Help shape our urban forest
Bass Coast Shire Council is developing an Urban Forest Strategy, to help ensure Bass Coast’s ‘urban forest’ continues to thrive.
Urban forests are made up of all trees and vegetation in an urban area. They include street trees and other vegetation on nature strips, in parks and open space, as well as in backyards, along waterways, in industrial areas and in conservation areas.
Bass Coast Shire Mayor Cr Michael Whelan said that urban forests provide a great deal of benefits to the environment and the local economy.

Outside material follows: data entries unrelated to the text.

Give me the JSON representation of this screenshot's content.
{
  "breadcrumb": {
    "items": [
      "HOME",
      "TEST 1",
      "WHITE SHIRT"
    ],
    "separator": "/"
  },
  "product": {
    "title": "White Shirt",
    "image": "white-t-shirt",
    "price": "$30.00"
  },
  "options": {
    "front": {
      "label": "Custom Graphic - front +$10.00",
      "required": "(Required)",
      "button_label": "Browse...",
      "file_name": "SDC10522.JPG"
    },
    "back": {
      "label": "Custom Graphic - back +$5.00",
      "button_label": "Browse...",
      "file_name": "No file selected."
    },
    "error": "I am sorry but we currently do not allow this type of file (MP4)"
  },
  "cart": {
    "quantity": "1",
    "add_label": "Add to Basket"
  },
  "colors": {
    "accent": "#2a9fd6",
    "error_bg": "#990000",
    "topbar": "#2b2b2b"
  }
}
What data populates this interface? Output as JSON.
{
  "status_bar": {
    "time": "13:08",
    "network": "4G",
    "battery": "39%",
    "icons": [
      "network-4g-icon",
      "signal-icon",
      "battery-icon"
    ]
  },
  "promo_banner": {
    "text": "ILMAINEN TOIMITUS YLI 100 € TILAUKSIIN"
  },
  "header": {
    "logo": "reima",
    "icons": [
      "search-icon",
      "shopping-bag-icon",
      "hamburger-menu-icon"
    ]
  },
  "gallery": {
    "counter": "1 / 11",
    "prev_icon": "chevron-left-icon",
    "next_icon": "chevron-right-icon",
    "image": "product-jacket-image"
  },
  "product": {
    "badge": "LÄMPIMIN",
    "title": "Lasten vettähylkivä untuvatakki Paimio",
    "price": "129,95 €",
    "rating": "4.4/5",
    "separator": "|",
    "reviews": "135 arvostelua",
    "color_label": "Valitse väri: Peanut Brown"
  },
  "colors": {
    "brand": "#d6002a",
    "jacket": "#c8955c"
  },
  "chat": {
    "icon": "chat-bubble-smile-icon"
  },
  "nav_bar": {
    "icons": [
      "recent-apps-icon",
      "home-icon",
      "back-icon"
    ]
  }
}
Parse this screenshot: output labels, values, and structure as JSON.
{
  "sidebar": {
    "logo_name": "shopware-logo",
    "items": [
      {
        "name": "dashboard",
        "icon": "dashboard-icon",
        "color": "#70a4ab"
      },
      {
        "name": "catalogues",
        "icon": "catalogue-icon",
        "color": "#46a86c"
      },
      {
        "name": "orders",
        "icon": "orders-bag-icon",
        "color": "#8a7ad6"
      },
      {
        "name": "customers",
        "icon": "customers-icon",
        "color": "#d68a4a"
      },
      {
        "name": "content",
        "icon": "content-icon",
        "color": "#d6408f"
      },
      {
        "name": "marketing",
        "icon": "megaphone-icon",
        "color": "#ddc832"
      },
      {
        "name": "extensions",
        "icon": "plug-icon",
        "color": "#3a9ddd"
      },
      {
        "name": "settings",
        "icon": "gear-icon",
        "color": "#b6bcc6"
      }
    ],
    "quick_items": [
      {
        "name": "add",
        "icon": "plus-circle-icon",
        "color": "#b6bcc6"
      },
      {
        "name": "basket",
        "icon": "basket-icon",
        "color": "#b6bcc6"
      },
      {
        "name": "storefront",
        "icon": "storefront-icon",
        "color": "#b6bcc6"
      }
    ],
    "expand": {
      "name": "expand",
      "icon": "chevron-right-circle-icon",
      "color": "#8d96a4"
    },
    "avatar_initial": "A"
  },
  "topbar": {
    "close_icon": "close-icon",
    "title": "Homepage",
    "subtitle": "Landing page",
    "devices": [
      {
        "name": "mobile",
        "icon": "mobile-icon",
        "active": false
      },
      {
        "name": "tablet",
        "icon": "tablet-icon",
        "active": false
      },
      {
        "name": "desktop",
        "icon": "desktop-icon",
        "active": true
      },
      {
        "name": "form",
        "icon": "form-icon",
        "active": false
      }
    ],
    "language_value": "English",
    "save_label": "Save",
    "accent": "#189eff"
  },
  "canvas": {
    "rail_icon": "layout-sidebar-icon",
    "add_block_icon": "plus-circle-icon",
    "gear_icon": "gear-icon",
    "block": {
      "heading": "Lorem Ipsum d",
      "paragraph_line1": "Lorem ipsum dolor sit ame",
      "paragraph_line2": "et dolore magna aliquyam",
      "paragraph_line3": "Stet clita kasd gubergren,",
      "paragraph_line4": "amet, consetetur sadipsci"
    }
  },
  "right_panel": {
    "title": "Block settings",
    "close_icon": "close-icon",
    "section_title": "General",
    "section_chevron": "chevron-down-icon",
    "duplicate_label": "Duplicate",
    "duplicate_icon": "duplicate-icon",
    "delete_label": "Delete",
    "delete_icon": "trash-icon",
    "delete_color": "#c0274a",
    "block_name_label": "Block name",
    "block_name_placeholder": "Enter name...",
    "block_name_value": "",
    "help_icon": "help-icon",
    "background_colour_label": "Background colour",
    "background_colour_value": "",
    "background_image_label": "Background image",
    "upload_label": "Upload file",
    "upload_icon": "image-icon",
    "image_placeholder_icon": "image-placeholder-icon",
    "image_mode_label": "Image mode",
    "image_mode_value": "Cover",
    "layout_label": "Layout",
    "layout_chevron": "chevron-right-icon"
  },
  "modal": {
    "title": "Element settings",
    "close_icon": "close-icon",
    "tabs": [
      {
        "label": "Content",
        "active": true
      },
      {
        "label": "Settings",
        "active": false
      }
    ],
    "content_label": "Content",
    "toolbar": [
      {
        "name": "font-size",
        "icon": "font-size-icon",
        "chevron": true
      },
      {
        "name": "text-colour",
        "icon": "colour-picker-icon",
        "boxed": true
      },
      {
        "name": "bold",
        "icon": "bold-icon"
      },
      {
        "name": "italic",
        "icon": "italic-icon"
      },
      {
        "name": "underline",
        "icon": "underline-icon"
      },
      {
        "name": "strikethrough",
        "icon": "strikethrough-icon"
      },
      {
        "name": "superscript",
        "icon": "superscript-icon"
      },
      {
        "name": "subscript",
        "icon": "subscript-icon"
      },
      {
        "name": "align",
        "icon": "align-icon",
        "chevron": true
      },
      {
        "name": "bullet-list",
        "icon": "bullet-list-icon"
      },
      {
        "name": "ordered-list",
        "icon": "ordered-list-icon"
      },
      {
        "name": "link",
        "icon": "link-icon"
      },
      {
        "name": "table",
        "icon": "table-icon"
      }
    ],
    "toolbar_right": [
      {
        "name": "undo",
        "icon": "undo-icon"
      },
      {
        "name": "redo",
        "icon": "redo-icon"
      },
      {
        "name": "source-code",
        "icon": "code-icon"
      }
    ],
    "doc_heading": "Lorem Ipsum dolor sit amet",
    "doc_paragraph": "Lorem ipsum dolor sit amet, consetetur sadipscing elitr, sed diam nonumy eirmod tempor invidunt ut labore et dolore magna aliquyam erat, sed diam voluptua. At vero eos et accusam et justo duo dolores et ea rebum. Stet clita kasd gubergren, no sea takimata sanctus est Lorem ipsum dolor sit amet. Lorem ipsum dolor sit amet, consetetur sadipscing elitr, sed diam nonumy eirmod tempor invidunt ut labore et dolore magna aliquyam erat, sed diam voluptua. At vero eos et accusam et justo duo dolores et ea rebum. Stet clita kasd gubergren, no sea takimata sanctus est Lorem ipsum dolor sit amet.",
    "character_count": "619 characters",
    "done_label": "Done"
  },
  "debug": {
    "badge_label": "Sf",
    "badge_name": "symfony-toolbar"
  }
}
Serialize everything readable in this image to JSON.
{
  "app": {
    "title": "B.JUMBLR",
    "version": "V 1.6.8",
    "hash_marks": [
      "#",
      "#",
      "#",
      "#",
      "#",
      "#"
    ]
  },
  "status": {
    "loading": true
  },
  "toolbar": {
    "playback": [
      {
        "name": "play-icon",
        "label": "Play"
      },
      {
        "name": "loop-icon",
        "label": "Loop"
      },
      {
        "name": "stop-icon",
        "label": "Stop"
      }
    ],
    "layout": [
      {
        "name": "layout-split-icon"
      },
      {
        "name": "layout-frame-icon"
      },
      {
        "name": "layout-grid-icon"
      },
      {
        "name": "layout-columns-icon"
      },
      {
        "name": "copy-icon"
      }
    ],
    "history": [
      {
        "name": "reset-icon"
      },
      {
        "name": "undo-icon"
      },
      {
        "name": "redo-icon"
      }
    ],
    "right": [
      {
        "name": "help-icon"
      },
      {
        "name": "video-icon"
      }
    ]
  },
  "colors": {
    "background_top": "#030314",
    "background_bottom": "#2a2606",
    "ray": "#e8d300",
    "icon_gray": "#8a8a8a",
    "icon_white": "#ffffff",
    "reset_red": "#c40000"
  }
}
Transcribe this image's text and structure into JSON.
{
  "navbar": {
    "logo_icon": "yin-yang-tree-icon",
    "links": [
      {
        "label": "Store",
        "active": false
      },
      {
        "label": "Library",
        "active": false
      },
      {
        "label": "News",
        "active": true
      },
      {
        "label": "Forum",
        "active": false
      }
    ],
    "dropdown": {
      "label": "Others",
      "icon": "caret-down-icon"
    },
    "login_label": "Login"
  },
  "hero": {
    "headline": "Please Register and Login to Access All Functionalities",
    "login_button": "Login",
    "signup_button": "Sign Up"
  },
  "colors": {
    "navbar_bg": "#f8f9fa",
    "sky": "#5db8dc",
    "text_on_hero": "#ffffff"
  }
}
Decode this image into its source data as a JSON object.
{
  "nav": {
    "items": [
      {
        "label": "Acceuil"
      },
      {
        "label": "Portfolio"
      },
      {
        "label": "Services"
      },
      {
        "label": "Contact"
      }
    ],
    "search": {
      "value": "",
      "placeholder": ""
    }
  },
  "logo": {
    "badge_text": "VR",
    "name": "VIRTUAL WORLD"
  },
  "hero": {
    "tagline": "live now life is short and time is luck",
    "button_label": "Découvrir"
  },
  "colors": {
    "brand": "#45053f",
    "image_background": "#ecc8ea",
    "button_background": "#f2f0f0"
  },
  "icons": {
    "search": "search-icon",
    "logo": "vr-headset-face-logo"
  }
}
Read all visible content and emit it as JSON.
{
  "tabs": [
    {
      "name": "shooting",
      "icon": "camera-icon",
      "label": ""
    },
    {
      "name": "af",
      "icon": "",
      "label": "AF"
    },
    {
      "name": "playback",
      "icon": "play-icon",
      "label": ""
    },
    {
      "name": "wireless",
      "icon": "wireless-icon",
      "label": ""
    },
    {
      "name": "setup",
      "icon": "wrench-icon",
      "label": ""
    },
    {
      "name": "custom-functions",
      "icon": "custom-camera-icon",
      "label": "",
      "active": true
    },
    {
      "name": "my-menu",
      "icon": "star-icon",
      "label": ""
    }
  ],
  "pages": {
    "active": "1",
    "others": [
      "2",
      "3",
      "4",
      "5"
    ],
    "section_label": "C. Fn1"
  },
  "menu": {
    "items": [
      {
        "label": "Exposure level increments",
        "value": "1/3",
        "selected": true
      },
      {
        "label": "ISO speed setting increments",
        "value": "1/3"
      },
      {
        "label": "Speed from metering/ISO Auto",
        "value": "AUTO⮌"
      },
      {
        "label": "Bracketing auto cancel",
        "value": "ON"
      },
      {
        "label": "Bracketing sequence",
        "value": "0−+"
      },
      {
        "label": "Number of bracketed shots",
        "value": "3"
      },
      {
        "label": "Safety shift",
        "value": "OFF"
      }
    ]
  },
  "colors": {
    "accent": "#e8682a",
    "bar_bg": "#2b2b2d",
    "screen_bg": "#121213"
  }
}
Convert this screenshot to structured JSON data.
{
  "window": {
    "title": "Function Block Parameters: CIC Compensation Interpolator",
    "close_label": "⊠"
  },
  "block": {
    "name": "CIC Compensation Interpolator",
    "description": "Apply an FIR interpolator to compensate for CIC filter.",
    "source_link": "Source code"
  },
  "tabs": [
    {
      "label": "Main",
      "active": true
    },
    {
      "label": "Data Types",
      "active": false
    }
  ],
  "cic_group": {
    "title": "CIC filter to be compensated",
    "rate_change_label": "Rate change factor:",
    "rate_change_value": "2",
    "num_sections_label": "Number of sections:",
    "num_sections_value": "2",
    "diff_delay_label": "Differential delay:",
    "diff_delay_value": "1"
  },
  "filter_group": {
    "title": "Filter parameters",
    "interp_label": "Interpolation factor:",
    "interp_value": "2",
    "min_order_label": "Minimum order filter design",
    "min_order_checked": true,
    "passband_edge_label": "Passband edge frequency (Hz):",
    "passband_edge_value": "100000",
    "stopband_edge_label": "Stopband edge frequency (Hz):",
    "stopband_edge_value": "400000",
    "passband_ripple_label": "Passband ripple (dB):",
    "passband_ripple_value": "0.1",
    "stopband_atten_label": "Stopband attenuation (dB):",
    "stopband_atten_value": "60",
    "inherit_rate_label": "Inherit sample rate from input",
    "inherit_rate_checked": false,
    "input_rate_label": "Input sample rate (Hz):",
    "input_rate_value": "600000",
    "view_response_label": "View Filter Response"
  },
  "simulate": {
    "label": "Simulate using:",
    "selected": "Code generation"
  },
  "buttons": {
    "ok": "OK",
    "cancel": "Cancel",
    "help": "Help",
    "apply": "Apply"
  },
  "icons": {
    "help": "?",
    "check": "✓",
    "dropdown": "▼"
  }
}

“Urban forests help cool our townships during summer, clean up air pollution, support biodiversity, reduce stormwater runoff, boost the economy, support social cohesion and connection to country. In short, our urban forests are great for health and wellbeing,” Cr Whelan said.
“Growing and maintaining a healthy urban forest also captures and stores carbon, helping to mitigate climate change.
“There’s even research to suggest that people who live around trees are less violent and experience less mental fatigue.”
And importantly, trees and green spaces are highly valued for their beauty, by both locals and visitors alike.
“This Strategy will drive improvements to help ensure we grow a healthy, green and resilient urban forest, that is well managed and protected and provides maximum benefits to our community,” Cr Whelan said.
“Everyone can help grow our urban forest and enjoy the many benefits that trees and vegetation provide.
“We encourage you to contribute to shaping this Strategy, by completing the survey at www.engage.basscoast.vic.gov.au/urban-forest. You can also ‘follow’ the project, to receive updates when they occur,” Cr Whelan concluded.
The urban areas to be covered include The Gurdies, Pioneer Bay, Grantville, Tenby Point, Corinella, Coronet Bay, Bass, San Remo, Newhaven, Cape Woolamai, Surf Beach, Sunderland Bay, Smiths Beach, Sunset Strip, Wimbledon Heights, Rhyll, Silverleaves, Cowes, Ventnor, Kilcunda, Dalyston, Wonthaggi, Cape Paterson and Inverloch.
The survey is open until Sunday, 29 May.
There will be additional opportunities to contribute through community group submissions and a community workshop in coming months.